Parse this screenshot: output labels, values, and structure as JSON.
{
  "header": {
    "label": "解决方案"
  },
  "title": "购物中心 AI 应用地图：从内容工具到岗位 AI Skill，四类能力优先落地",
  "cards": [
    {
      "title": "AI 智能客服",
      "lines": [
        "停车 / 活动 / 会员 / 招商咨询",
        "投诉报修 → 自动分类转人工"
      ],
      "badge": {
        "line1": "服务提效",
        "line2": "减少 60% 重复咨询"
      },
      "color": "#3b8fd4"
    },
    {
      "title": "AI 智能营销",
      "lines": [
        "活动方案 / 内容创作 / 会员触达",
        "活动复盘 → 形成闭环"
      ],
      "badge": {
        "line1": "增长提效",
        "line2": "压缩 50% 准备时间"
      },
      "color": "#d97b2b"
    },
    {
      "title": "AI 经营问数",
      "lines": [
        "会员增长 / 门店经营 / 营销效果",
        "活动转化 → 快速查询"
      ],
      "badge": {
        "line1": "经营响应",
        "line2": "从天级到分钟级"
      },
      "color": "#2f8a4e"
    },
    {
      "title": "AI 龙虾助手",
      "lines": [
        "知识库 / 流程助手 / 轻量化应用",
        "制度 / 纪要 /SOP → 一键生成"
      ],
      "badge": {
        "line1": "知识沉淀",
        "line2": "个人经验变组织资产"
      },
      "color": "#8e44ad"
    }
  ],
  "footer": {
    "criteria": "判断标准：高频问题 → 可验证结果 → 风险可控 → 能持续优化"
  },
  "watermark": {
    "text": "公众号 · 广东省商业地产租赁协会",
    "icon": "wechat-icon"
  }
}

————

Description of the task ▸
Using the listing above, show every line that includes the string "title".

Solution to the problem ▸
  "title": "购物中心 AI 应用地图：从内容工具到岗位 AI Skill，四类能力优先落地",
      "title": "AI 智能客服",
      "title": "AI 智能营销",
      "title": "AI 经营问数",
      "title": "AI 龙虾助手",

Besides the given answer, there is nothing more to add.